With a patchwork of state laws, Congress is poised to adopt federal privacy legislation in the coming years. In the meantime, California continues to lead the way and recently passed the California Privacy Rights Act, which builds on the already progressive California Consumer Privacy Act.

Cannabis Legalization

Companies in the cannabis industry are increasingly applying apply for federal trademark registrations for goods containing CBD, cannabis and hemp. However, given the Controlled Substances Act and Food, Drug and Cosmetic Act, there are specific limitations that need to be entered for the description of goods, particularly to clarify that the THC level is below .3 percent on a dry weight basis, and there are even more stringent requirements for consumables like food, drinks and supplements. At the same time, President Biden had pledged to decriminalize marijuana, which suggests that additional, relevant federal laws may be forthcoming.

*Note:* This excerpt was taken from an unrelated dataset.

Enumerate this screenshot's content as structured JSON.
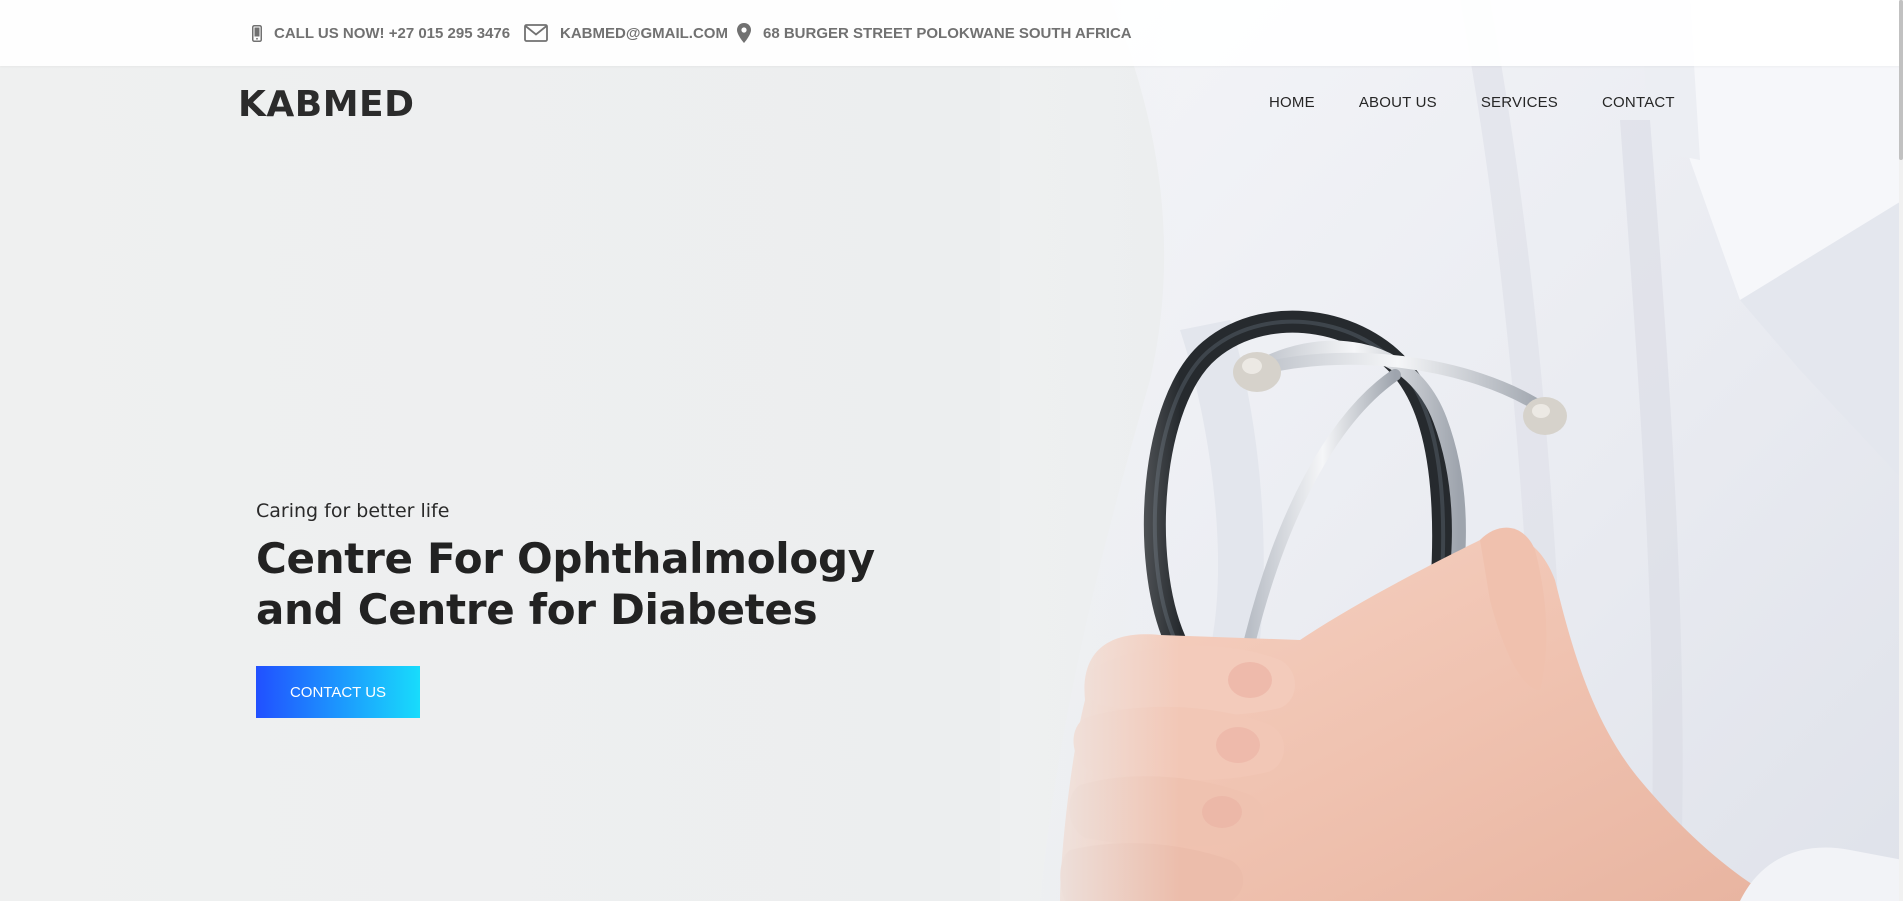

SAG-AFTRA

While time did not permit coverage of SAG AFTRA updates during the Advertising Law Trends presentation, it is worth noting that SAG-AFTRA issued an all-new 2021 Waiver for Influencer-Produced Sponsored Content pursuant to the Commercial Contract and a standalone 2021 Influencer-Produced Sponsored Content Agreement. The goal of both the Waiver and the Influencer Agreement is to cover content produced by an influencer under the SAG-AFTRA collective bargaining agreement. The release of these documents was a big play by SAG-AFTRA to maintain relevance in an industry that is increasingly dominated by influencer content.

For more information, contact John Pickerill and Courtney Thompson in Fredrikson & Byron’s Advertising, Marketing & Trademark Group.